**** Material to process
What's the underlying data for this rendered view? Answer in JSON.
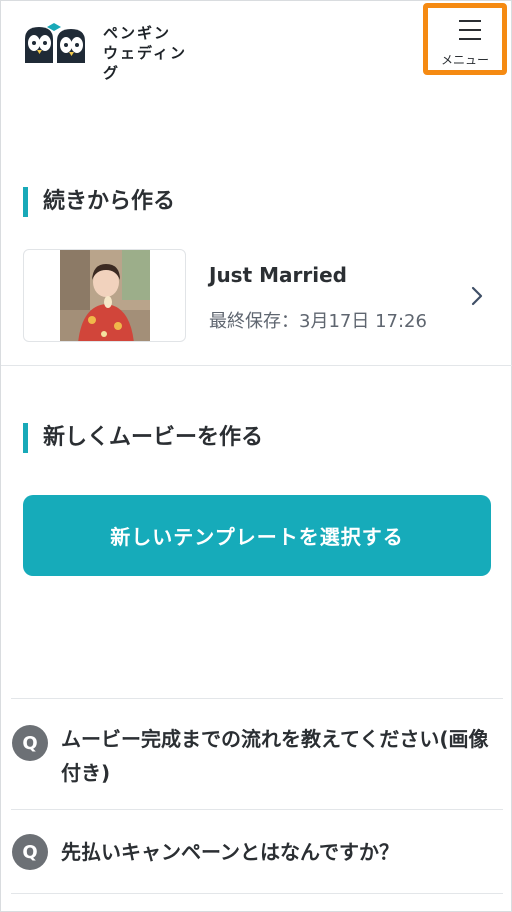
{
  "header": {
    "logo_line1": "ペンギン",
    "logo_line2": "ウェディング",
    "menu_label": "メニュー"
  },
  "continue_section": {
    "heading": "続きから作る",
    "item": {
      "title": "Just Married",
      "meta": "最終保存：3月17日 17:26"
    }
  },
  "new_section": {
    "heading": "新しくムービーを作る",
    "button_label": "新しいテンプレートを選択する"
  },
  "faq": [
    {
      "badge": "Q",
      "question": "ムービー完成までの流れを教えてください(画像付き)"
    },
    {
      "badge": "Q",
      "question": "先払いキャンペーンとはなんですか？"
    }
  ],
  "colors": {
    "accent": "#16abba",
    "menu_highlight": "#f58a12",
    "badge": "#6c7075"
  },
  "icons": {
    "logo": "penguin-logo-icon",
    "menu": "hamburger-icon",
    "chevron": "chevron-right-icon"
  }
}
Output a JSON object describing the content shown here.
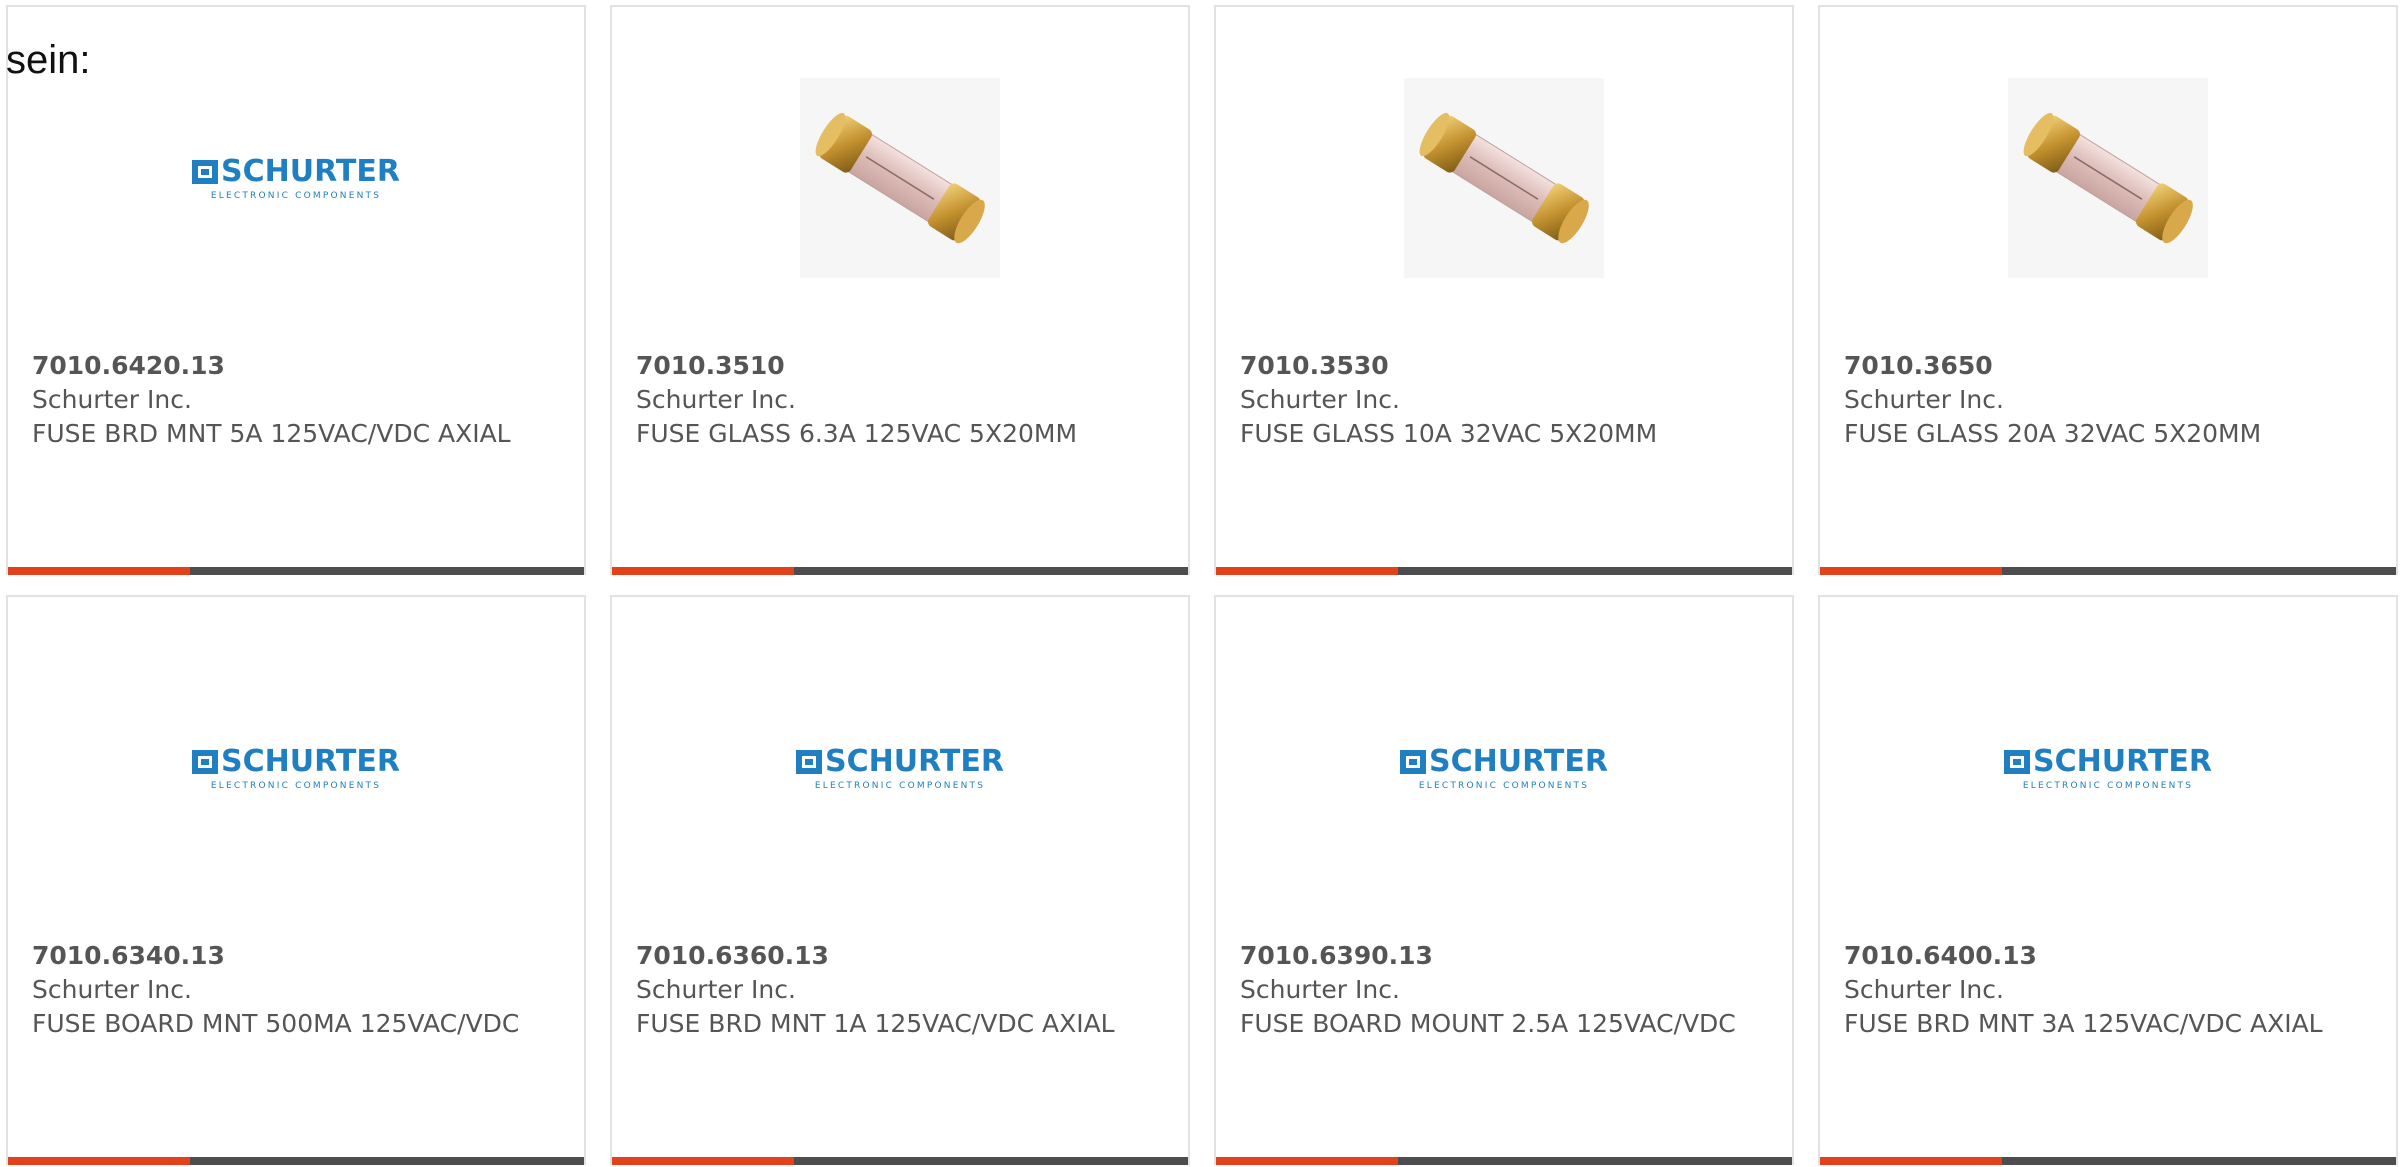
{
  "intro_text": "sein:",
  "colors": {
    "accent": "#e2421b",
    "footer_dark": "#4d4d4d",
    "brand_blue": "#1f7fc0",
    "text_gray": "#555555",
    "border": "#e2e2e2"
  },
  "logo": {
    "word": "SCHURTER",
    "sub": "ELECTRONIC COMPONENTS"
  },
  "products": [
    {
      "part_number": "7010.6420.13",
      "manufacturer": "Schurter Inc.",
      "description": "FUSE BRD MNT 5A 125VAC/VDC AXIAL",
      "image": "schurter-logo"
    },
    {
      "part_number": "7010.3510",
      "manufacturer": "Schurter Inc.",
      "description": "FUSE GLASS 6.3A 125VAC 5X20MM",
      "image": "glass-fuse-photo"
    },
    {
      "part_number": "7010.3530",
      "manufacturer": "Schurter Inc.",
      "description": "FUSE GLASS 10A 32VAC 5X20MM",
      "image": "glass-fuse-photo"
    },
    {
      "part_number": "7010.3650",
      "manufacturer": "Schurter Inc.",
      "description": "FUSE GLASS 20A 32VAC 5X20MM",
      "image": "glass-fuse-photo"
    },
    {
      "part_number": "7010.6340.13",
      "manufacturer": "Schurter Inc.",
      "description": "FUSE BOARD MNT 500MA 125VAC/VDC",
      "image": "schurter-logo"
    },
    {
      "part_number": "7010.6360.13",
      "manufacturer": "Schurter Inc.",
      "description": "FUSE BRD MNT 1A 125VAC/VDC AXIAL",
      "image": "schurter-logo"
    },
    {
      "part_number": "7010.6390.13",
      "manufacturer": "Schurter Inc.",
      "description": "FUSE BOARD MOUNT 2.5A 125VAC/VDC",
      "image": "schurter-logo"
    },
    {
      "part_number": "7010.6400.13",
      "manufacturer": "Schurter Inc.",
      "description": "FUSE BRD MNT 3A 125VAC/VDC AXIAL",
      "image": "schurter-logo"
    }
  ]
}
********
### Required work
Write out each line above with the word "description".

### Answer below
      "description": "FUSE BRD MNT 5A 125VAC/VDC AXIAL",
      "description": "FUSE GLASS 6.3A 125VAC 5X20MM",
      "description": "FUSE GLASS 10A 32VAC 5X20MM",
      "description": "FUSE GLASS 20A 32VAC 5X20MM",
      "description": "FUSE BOARD MNT 500MA 125VAC/VDC",
      "description": "FUSE BRD MNT 1A 125VAC/VDC AXIAL",
      "description": "FUSE BOARD MOUNT 2.5A 125VAC/VDC",
      "description": "FUSE BRD MNT 3A 125VAC/VDC AXIAL",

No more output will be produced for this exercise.